Business has always been social. That became apparent to the academic research world back in the 1980s, when office automation was all the rage. In addition to the upsurge in productivity analysis to prove the value of word processors and the like, we saw an influx of anthropologists coming into the office to observe and report on what they saw. They had a lot to say about workflow and formal work processes. As forms began to move on-line, they watched how remaining paper forms were passed from hand-to-hand, and noted how much of the "work" was done in adjustments to the flow from a brief conversation at the hand-off. As spreadsheets were transferred over networks for consolidation, they'd find that the person who used to carry floppy disks around had been stopping to do other work-related errands on the way, not even conscious of them.
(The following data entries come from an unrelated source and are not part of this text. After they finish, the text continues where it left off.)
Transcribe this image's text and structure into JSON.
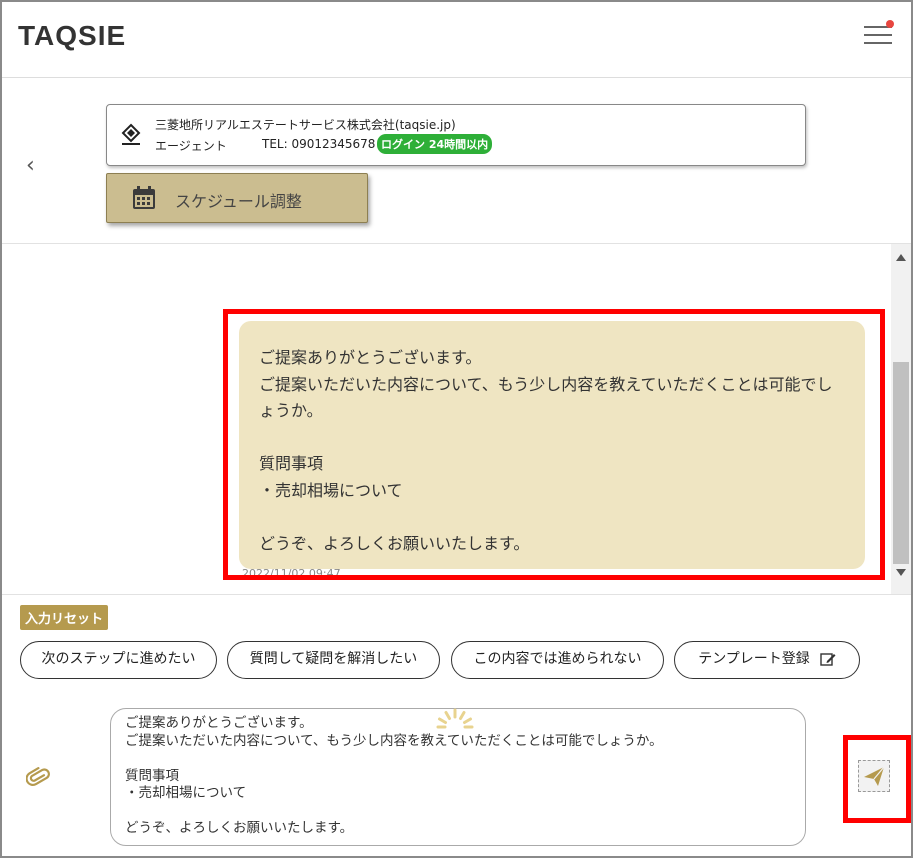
{
  "header": {
    "logo_text": "TAQSIE",
    "menu_icon": "hamburger-menu-icon",
    "notification_color": "#e8463f"
  },
  "agent": {
    "company": "三菱地所リアルエステートサービス株式会社(taqsie.jp)",
    "role": "エージェント",
    "tel": "TEL: 09012345678",
    "login_status": "ログイン 24時間以内"
  },
  "schedule": {
    "label": "スケジュール調整"
  },
  "chat": {
    "message": "ご提案ありがとうございます。\nご提案いただいた内容について、もう少し内容を教えていただくことは可能でしょうか。\n\n質問事項\n・売却相場について\n\nどうぞ、よろしくお願いいたします。",
    "timestamp": "2022/11/02 09:47"
  },
  "input": {
    "reset_label": "入力リセット",
    "templates": [
      "次のステップに進めたい",
      "質問して疑問を解消したい",
      "この内容では進められない",
      "テンプレート登録"
    ],
    "composer_text": "ご提案ありがとうございます。\nご提案いただいた内容について、もう少し内容を教えていただくことは可能でしょうか。\n\n質問事項\n・売却相場について\n\nどうぞ、よろしくお願いいたします。"
  },
  "colors": {
    "accent": "#b59a4e",
    "bubble": "#efe5c2",
    "highlight": "#ff0000",
    "login_badge": "#2eaf38"
  }
}
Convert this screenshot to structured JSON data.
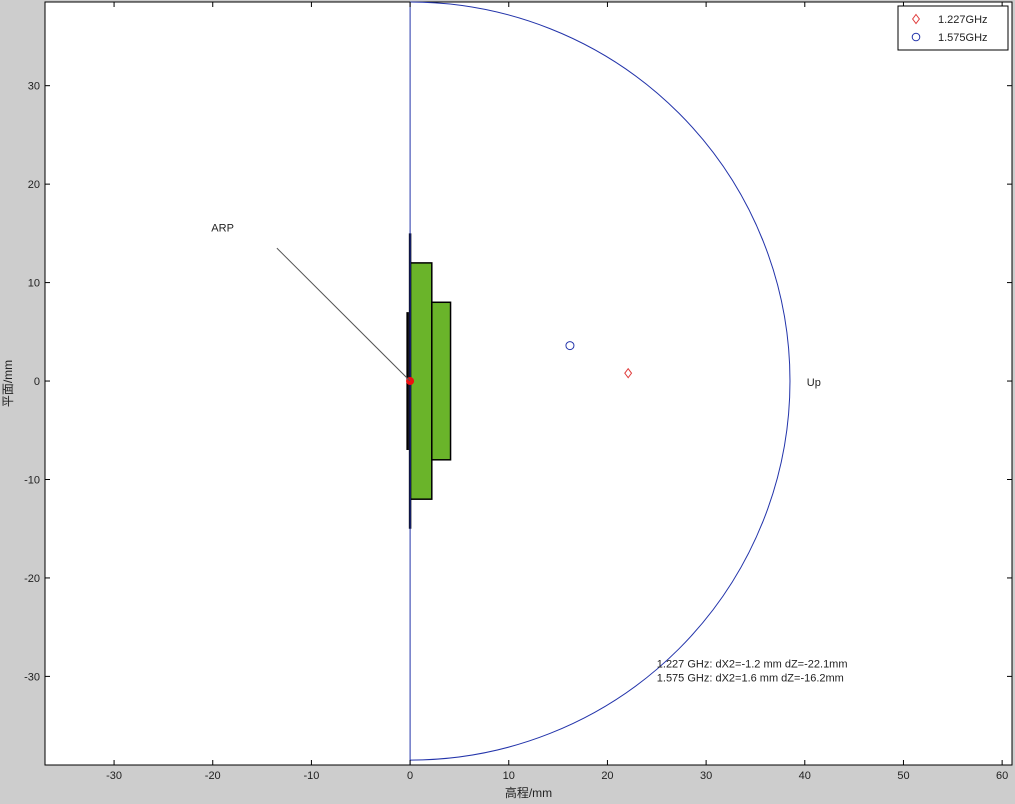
{
  "chart_data": {
    "type": "scatter",
    "title": "",
    "xlabel": "高程/mm",
    "ylabel": "平面/mm",
    "xlim": [
      -37,
      61
    ],
    "ylim": [
      -39,
      38.5
    ],
    "xticks": [
      -30,
      -20,
      -10,
      0,
      10,
      20,
      30,
      40,
      50,
      60
    ],
    "yticks": [
      -30,
      -20,
      -10,
      0,
      10,
      20,
      30
    ],
    "xtick_labels": [
      "-30",
      "-20",
      "-10",
      "0",
      "10",
      "20",
      "30",
      "40",
      "50",
      "60"
    ],
    "ytick_labels": [
      "-30",
      "-20",
      "-10",
      "0",
      "10",
      "20",
      "30"
    ],
    "grid": false,
    "legend": {
      "position": "top-right",
      "entries": [
        {
          "label": "1.227GHz",
          "marker": "diamond",
          "color": "#e03c3c"
        },
        {
          "label": "1.575GHz",
          "marker": "circle",
          "color": "#2233aa"
        }
      ]
    },
    "series": [
      {
        "name": "1.227GHz",
        "marker": "diamond",
        "color": "#e03c3c",
        "points": [
          {
            "x": 22.1,
            "y": 0.8
          }
        ]
      },
      {
        "name": "1.575GHz",
        "marker": "circle",
        "color": "#2233aa",
        "points": [
          {
            "x": 16.2,
            "y": 3.6
          }
        ]
      }
    ],
    "half_circle": {
      "center_x": 0,
      "center_y": 0,
      "radius": 38.5,
      "color": "#2233aa"
    },
    "axis_line": {
      "x": 0,
      "color": "#2233aa"
    },
    "antenna_blocks": [
      {
        "x0": 0,
        "x1": 2.2,
        "y0": -12,
        "y1": 12,
        "color": "#6ab42a"
      },
      {
        "x0": 2.2,
        "x1": 4.1,
        "y0": -8,
        "y1": 8,
        "color": "#6ab42a"
      }
    ],
    "antenna_bars": [
      {
        "x": 0,
        "y0": -15,
        "y1": 15
      },
      {
        "x": -0.25,
        "y0": -7,
        "y1": 7
      }
    ],
    "arp": {
      "label": "ARP",
      "x": 0,
      "y": 0,
      "color": "#ee1111",
      "leader_start": {
        "x": -13.5,
        "y": 13.5
      },
      "label_pos": {
        "x": -19,
        "y": 15.2
      }
    },
    "annotations": [
      {
        "text": "Up",
        "x": 40.2,
        "y": -0.1
      },
      {
        "text": "1.227 GHz: dX2=-1.2 mm dZ=-22.1mm",
        "x": 25,
        "y": -28.7
      },
      {
        "text": "1.575 GHz: dX2=1.6 mm dZ=-16.2mm",
        "x": 25,
        "y": -30.1
      }
    ]
  }
}
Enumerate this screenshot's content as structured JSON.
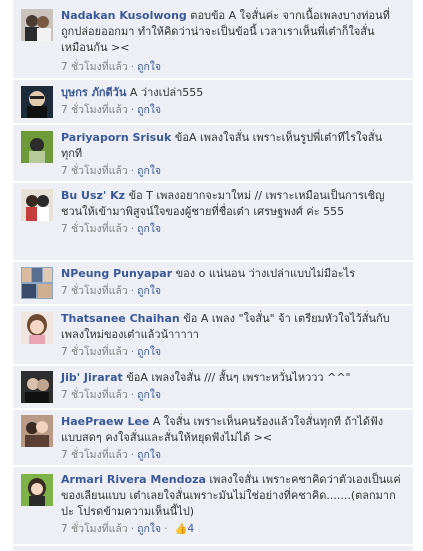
{
  "comments": [
    {
      "name": "Nadakan Kusolwong",
      "text": "ตอบข้อ A ใจสั่นค่ะ จากเนื้อเพลงบางท่อนที่ถูกปล่อยออกมา ทำให้คิดว่าน่าจะเป็นข้อนี้ เวลาเราเห็นพี่เต๋าก็ใจสั่นเหมือนกัน ><",
      "time": "7 ชั่วโมงที่แล้ว",
      "like": "ถูกใจ",
      "avatar": "avatar-couple-icon"
    },
    {
      "name": "บุษกร ภักดีวัน",
      "text": "A ว่างเปล่า555",
      "time": "7 ชั่วโมงที่แล้ว",
      "like": "ถูกใจ",
      "avatar": "avatar-person-icon"
    },
    {
      "name": "Pariyaporn Srisuk",
      "text": "ข้อA เพลงใจสั่น เพราะเห็นรูปพี่เต๋าทีไรใจสั่นทุกที",
      "time": "7 ชั่วโมงที่แล้ว",
      "like": "ถูกใจ",
      "avatar": "avatar-green-icon"
    },
    {
      "name": "Bu Usz' Kz",
      "text": "ข้อ T เพลงอยากจะมาใหม่ // เพราะเหมือนเป็นการเชิญชวนให้เข้ามาพิสูจน์ใจของผู้ชายที่ชื่อเต๋า เศรษฐพงศ์ ค่ะ 555",
      "time": "7 ชั่วโมงที่แล้ว",
      "like": "ถูกใจ",
      "avatar": "avatar-couple-icon"
    },
    {
      "name": "NPeung Punyapar",
      "text": "ของ o แน่นอน ว่างเปล่าแบบไม่มีอะไร",
      "time": "7 ชั่วโมงที่แล้ว",
      "like": "ถูกใจ",
      "avatar": "avatar-collage-icon"
    },
    {
      "name": "Thatsanee Chaihan",
      "text": "ข้อ A เพลง \"ใจสั่น\" จ้า เตรียมหัวใจไว้สั่นกับเพลงใหม่ของเต๋าแล้วน้าาาาา",
      "time": "7 ชั่วโมงที่แล้ว",
      "like": "ถูกใจ",
      "avatar": "avatar-girl-icon"
    },
    {
      "name": "Jib' Jirarat",
      "text": "ข้อA เพลงใจสั่น /// สั้นๆ เพราะหวั่นไหววว ^^\"",
      "time": "7 ชั่วโมงที่แล้ว",
      "like": "ถูกใจ",
      "avatar": "avatar-dark-icon"
    },
    {
      "name": "HaePraew Lee",
      "text": "A ใจสั่น เพราะเห็นคนร้องแล้วใจสั่นทุกที ถ้าได้ฟังแบบสดๆ คงใจสั่นและสั่นให้หยุดฟังไม่ได้ ><",
      "time": "7 ชั่วโมงที่แล้ว",
      "like": "ถูกใจ",
      "avatar": "avatar-couple-icon"
    },
    {
      "name": "Armari Rivera Mendoza",
      "text": "เพลงใจสั่น เพราะคชาคิดว่าตัวเองเป็นแค่ของเลียนแบบ เต๋าเลยใจสั่นเพราะมันไม่ใช่อย่างที่คชาคิด.......(ตลกมากปะ โปรดข้ามความเห็นนี้ไป)",
      "time": "7 ชั่วโมงที่แล้ว",
      "like": "ถูกใจ",
      "likes_count": "4",
      "avatar": "avatar-green-girl-icon"
    }
  ]
}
The result at one organization was that network-based consolidation led to a severe shortage of supplies in one department, as a regular stop at the supply closet had been eliminated. And even as computer technologists sought to embed formal processes in on-line systems, the anthropologists could find example after example of places where, in practice, the formal procedures were at best guidelines, adapted to reality by people in the ground.
These stories were first related as cautionary tales about all the things that could go wrong if you simply automate. Slowly over time, system designers learned how to incorporate watching people into the design process (because people can't always report accurately what they are really doing). With careful observation you could anticipate and compensate for some of the casual interactions. These observations were largely the basis for Computer-Supported Cooperative Work (CSCW), an interdisciplinary research field created in the mid-1980s dedicated to understanding the interplay between technology and people, and inventing new systems that take both into account.
As a founder of CSCW, I'd love to say that it was the research that "solved" the challenge of fully taking into account the "informal" in formal work processes. But the reality is that the passing of time has mattered at least as much. The biggest difference between the workplace of today and that of the 80s is the amount of social interaction that can - and does - happen on-line. It happened gradually, starting in the consumer space, and crept into the workplace (just as the basic work processor and spreadsheets came in through personal purchase in the 80s). What it means is that now, the formal and informal really can be integrated on-line. We don't have to consider it a trade-off between automating or empowering people. Technology can do both, and can therefore finally realize it's potential for efficiency, effectiveness and, yes, even transformation.